Pavithra looked particularly beautiful this morning, her voice like music, her big eyes lined with kohl, a double string of jasmine tied into her thick braid.
“Did you know that Parthiban has decided that he’s going to do Plus Two? He wants to go to college and become an electrical engineer.”
“Why doesn’t he tell me these things?”
“And today is his Vijay Superstar’s birthday. Parthiban has joined the local fan club. They all pooled their money and are providing a big lunch for the kids in the handicapped children’s home. In Vijay’s honor.”
The waiter brought their breakfast. Murugan tore off a large piece of his deep-fried poori and placed it into his mouth. Moist, crisp, just the right amount of salt. And the potato masala was perfect. He couldn’t help but gobble.
Pavithra ordered him another poori, then poked her father’s tummy. “Somebody’s pot is getting rather large. You’re not pregnant, are you?”
“Stop, you’re embarrassing me.” He poured some water into his mouth and swished. “So, how’s work?”
“Dr. Ravindranath is amazing.
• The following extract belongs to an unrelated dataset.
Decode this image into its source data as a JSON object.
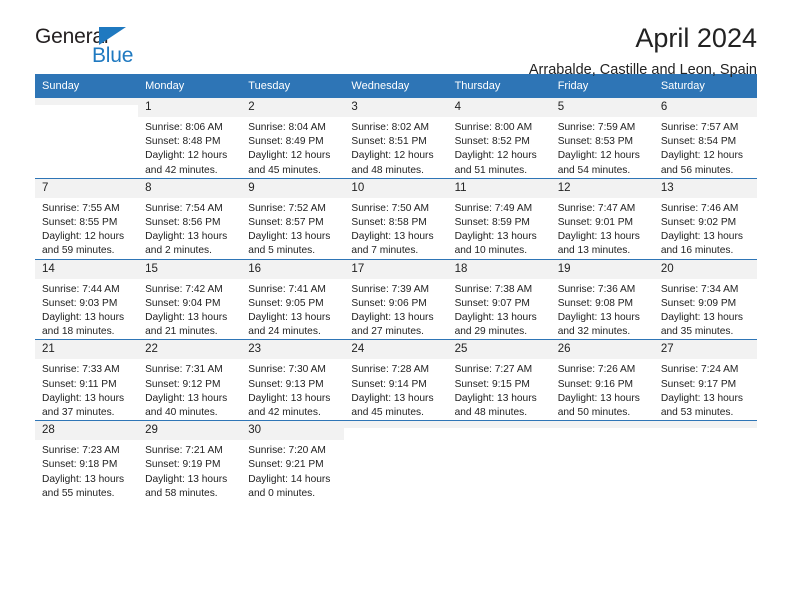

He lets me start IV’s now. Says I’m the best IV starter he’s even had!”
The waiter brought Murugan’s second poori, more puffed and golden than the first.
“And he’s really strict. The other day I forgot to charge somebody a hundred rupees. He took the money out of my paycheck. And you should have seen his face when we nurses stopped working and ran outside to watch a sami parade go by. Aiyoh, did he shout!”
She closed her banana leaf.
“But then two weeks ago, on a Sunday, he rented a van and took all us girls on a picnic with his family. We went up into the High Wavies to see the tea estates. I’ve never seen such green wonder before.” She raised her hand. “Annae! Two masala teas please!”
Murugan poured his tea back and forth between the stainless steel tumbler and cup to cool the fragrant liquid. He pursed his lips, looked at Pavithra, hesitated, then spoke.
“Granny told me she had a marriage inquiry about you yesterday. A distant relative. The boy works as a manager in Coimbatore.”
She blushed. “Is that so?”
When the waiter approached with the bill, Murugan raised his hand to take it. Pavithra grabbed it first, then reached into her little purse and handed the man 150 rupees. When Murugan objected and tried to get the money back, Pavithra grasped his cleanly shaven face with both hands and turned it towards hers.
“Djohh, Appa! Why do you think I wanted to eat out this morning?” She released him and gave her head a confident little shake. “Today your little Pavithra is paying.”